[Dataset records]
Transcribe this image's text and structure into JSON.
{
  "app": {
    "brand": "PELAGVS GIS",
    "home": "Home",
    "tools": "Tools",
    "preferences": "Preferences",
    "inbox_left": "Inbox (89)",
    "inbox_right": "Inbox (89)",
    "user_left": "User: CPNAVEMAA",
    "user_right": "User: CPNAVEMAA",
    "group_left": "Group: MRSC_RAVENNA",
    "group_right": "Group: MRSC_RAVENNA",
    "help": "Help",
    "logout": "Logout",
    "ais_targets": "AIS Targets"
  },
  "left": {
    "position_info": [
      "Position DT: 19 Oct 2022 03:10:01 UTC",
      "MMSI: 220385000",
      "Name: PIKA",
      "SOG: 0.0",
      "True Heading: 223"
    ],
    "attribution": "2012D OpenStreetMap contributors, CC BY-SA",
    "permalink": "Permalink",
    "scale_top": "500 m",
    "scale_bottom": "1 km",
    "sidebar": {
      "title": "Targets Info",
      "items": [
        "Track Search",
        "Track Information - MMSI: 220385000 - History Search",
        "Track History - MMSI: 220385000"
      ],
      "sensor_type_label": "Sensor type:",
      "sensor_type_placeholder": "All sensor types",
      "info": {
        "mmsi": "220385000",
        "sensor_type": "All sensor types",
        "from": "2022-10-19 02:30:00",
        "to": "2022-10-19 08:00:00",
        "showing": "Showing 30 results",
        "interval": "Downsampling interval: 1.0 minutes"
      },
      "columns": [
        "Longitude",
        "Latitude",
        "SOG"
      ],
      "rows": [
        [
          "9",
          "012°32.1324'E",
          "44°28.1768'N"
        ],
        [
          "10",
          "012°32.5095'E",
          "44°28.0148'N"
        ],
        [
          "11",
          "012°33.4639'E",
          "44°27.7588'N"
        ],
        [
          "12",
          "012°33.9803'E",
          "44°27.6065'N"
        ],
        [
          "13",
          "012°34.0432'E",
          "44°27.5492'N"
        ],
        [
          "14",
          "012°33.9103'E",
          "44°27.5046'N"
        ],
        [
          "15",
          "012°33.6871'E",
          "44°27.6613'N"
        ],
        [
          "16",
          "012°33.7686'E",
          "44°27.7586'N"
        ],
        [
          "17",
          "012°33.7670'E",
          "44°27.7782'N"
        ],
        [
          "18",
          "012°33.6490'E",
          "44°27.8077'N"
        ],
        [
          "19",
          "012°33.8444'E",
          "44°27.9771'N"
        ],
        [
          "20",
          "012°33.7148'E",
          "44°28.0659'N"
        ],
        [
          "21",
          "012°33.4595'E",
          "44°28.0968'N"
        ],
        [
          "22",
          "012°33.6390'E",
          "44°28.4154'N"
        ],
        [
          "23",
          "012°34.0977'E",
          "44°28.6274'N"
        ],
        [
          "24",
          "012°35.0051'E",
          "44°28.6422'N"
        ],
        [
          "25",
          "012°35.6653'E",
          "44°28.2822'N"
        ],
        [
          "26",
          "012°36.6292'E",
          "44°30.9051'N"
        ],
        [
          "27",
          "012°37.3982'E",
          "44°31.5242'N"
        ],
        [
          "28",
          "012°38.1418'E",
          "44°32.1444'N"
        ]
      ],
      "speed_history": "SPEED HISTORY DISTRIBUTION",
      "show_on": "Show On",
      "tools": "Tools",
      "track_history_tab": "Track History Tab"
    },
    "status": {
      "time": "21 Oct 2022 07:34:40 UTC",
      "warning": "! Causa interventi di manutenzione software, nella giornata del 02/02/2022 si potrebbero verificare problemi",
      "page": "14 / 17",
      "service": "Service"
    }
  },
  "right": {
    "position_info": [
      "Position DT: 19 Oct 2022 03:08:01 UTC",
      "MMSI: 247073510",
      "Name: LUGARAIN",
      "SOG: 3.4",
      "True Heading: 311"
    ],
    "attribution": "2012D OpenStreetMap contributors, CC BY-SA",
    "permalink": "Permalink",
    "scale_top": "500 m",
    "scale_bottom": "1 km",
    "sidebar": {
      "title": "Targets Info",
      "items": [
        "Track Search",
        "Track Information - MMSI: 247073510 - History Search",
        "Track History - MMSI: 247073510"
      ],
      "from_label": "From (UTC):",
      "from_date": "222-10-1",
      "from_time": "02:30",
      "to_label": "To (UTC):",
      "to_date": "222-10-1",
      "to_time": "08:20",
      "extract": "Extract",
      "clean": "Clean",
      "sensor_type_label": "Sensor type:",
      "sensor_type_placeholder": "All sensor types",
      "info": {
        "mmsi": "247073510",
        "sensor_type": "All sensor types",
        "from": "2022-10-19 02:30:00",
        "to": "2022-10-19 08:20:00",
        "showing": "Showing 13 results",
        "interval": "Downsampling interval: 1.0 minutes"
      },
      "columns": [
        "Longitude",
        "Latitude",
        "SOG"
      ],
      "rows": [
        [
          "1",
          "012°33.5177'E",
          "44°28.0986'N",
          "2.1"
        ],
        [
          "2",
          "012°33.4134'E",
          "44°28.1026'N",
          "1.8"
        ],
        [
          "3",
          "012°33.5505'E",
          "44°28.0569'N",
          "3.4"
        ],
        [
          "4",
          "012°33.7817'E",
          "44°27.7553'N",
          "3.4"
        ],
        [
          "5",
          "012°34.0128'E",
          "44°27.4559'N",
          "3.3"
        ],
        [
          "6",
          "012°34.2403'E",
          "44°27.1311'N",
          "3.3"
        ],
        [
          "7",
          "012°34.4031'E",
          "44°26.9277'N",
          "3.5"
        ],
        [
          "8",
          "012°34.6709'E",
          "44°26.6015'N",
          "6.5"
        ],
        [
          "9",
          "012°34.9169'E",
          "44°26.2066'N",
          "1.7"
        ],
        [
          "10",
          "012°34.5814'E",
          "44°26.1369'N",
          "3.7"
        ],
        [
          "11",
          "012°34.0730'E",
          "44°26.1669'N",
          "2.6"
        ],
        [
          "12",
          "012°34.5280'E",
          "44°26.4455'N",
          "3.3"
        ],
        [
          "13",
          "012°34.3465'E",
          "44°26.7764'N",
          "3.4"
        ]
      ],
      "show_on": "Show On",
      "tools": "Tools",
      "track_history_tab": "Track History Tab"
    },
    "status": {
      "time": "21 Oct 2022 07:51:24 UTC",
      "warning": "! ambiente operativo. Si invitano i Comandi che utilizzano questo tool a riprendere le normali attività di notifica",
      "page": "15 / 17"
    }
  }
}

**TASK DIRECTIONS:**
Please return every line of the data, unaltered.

**WRITTEN RESPONSE:**
Transcribe this image's text and structure into JSON.
{
  "app": {
    "brand": "PELAGVS GIS",
    "home": "Home",
    "tools": "Tools",
    "preferences": "Preferences",
    "inbox_left": "Inbox (89)",
    "inbox_right": "Inbox (89)",
    "user_left": "User: CPNAVEMAA",
    "user_right": "User: CPNAVEMAA",
    "group_left": "Group: MRSC_RAVENNA",
    "group_right": "Group: MRSC_RAVENNA",
    "help": "Help",
    "logout": "Logout",
    "ais_targets": "AIS Targets"
  },
  "left": {
    "position_info": [
      "Position DT: 19 Oct 2022 03:10:01 UTC",
      "MMSI: 220385000",
      "Name: PIKA",
      "SOG: 0.0",
      "True Heading: 223"
    ],
    "attribution": "2012D OpenStreetMap contributors, CC BY-SA",
    "permalink": "Permalink",
    "scale_top": "500 m",
    "scale_bottom": "1 km",
    "sidebar": {
      "title": "Targets Info",
      "items": [
        "Track Search",
        "Track Information - MMSI: 220385000 - History Search",
        "Track History - MMSI: 220385000"
      ],
      "sensor_type_label": "Sensor type:",
      "sensor_type_placeholder": "All sensor types",
      "info": {
        "mmsi": "220385000",
        "sensor_type": "All sensor types",
        "from": "2022-10-19 02:30:00",
        "to": "2022-10-19 08:00:00",
        "showing": "Showing 30 results",
        "interval": "Downsampling interval: 1.0 minutes"
      },
      "columns": [
        "Longitude",
        "Latitude",
        "SOG"
      ],
      "rows": [
        [
          "9",
          "012°32.1324'E",
          "44°28.1768'N"
        ],
        [
          "10",
          "012°32.5095'E",
          "44°28.0148'N"
        ],
        [
          "11",
          "012°33.4639'E",
          "44°27.7588'N"
        ],
        [
          "12",
          "012°33.9803'E",
          "44°27.6065'N"
        ],
        [
          "13",
          "012°34.0432'E",
          "44°27.5492'N"
        ],
        [
          "14",
          "012°33.9103'E",
          "44°27.5046'N"
        ],
        [
          "15",
          "012°33.6871'E",
          "44°27.6613'N"
        ],
        [
          "16",
          "012°33.7686'E",
          "44°27.7586'N"
        ],
        [
          "17",
          "012°33.7670'E",
          "44°27.7782'N"
        ],
        [
          "18",
          "012°33.6490'E",
          "44°27.8077'N"
        ],
        [
          "19",
          "012°33.8444'E",
          "44°27.9771'N"
        ],
        [
          "20",
          "012°33.7148'E",
          "44°28.0659'N"
        ],
        [
          "21",
          "012°33.4595'E",
          "44°28.0968'N"
        ],
        [
          "22",
          "012°33.6390'E",
          "44°28.4154'N"
        ],
        [
          "23",
          "012°34.0977'E",
          "44°28.6274'N"
        ],
        [
          "24",
          "012°35.0051'E",
          "44°28.6422'N"
        ],
        [
          "25",
          "012°35.6653'E",
          "44°28.2822'N"
        ],
        [
          "26",
          "012°36.6292'E",
          "44°30.9051'N"
        ],
        [
          "27",
          "012°37.3982'E",
          "44°31.5242'N"
        ],
        [
          "28",
          "012°38.1418'E",
          "44°32.1444'N"
        ]
      ],
      "speed_history": "SPEED HISTORY DISTRIBUTION",
      "show_on": "Show On",
      "tools": "Tools",
      "track_history_tab": "Track History Tab"
    },
    "status": {
      "time": "21 Oct 2022 07:34:40 UTC",
      "warning": "! Causa interventi di manutenzione software, nella giornata del 02/02/2022 si potrebbero verificare problemi",
      "page": "14 / 17",
      "service": "Service"
    }
  },
  "right": {
    "position_info": [
      "Position DT: 19 Oct 2022 03:08:01 UTC",
      "MMSI: 247073510",
      "Name: LUGARAIN",
      "SOG: 3.4",
      "True Heading: 311"
    ],
    "attribution": "2012D OpenStreetMap contributors, CC BY-SA",
    "permalink": "Permalink",
    "scale_top": "500 m",
    "scale_bottom": "1 km",
    "sidebar": {
      "title": "Targets Info",
      "items": [
        "Track Search",
        "Track Information - MMSI: 247073510 - History Search",
        "Track History - MMSI: 247073510"
      ],
      "from_label": "From (UTC):",
      "from_date": "222-10-1",
      "from_time": "02:30",
      "to_label": "To (UTC):",
      "to_date": "222-10-1",
      "to_time": "08:20",
      "extract": "Extract",
      "clean": "Clean",
      "sensor_type_label": "Sensor type:",
      "sensor_type_placeholder": "All sensor types",
      "info": {
        "mmsi": "247073510",
        "sensor_type": "All sensor types",
        "from": "2022-10-19 02:30:00",
        "to": "2022-10-19 08:20:00",
        "showing": "Showing 13 results",
        "interval": "Downsampling interval: 1.0 minutes"
      },
      "columns": [
        "Longitude",
        "Latitude",
        "SOG"
      ],
      "rows": [
        [
          "1",
          "012°33.5177'E",
          "44°28.0986'N",
          "2.1"
        ],
        [
          "2",
          "012°33.4134'E",
          "44°28.1026'N",
          "1.8"
        ],
        [
          "3",
          "012°33.5505'E",
          "44°28.0569'N",
          "3.4"
        ],
        [
          "4",
          "012°33.7817'E",
          "44°27.7553'N",
          "3.4"
        ],
        [
          "5",
          "012°34.0128'E",
          "44°27.4559'N",
          "3.3"
        ],
        [
          "6",
          "012°34.2403'E",
          "44°27.1311'N",
          "3.3"
        ],
        [
          "7",
          "012°34.4031'E",
          "44°26.9277'N",
          "3.5"
        ],
        [
          "8",
          "012°34.6709'E",
          "44°26.6015'N",
          "6.5"
        ],
        [
          "9",
          "012°34.9169'E",
          "44°26.2066'N",
          "1.7"
        ],
        [
          "10",
          "012°34.5814'E",
          "44°26.1369'N",
          "3.7"
        ],
        [
          "11",
          "012°34.0730'E",
          "44°26.1669'N",
          "2.6"
        ],
        [
          "12",
          "012°34.5280'E",
          "44°26.4455'N",
          "3.3"
        ],
        [
          "13",
          "012°34.3465'E",
          "44°26.7764'N",
          "3.4"
        ]
      ],
      "show_on": "Show On",
      "tools": "Tools",
      "track_history_tab": "Track History Tab"
    },
    "status": {
      "time": "21 Oct 2022 07:51:24 UTC",
      "warning": "! ambiente operativo. Si invitano i Comandi che utilizzano questo tool a riprendere le normali attività di notifica",
      "page": "15 / 17"
    }
  }
}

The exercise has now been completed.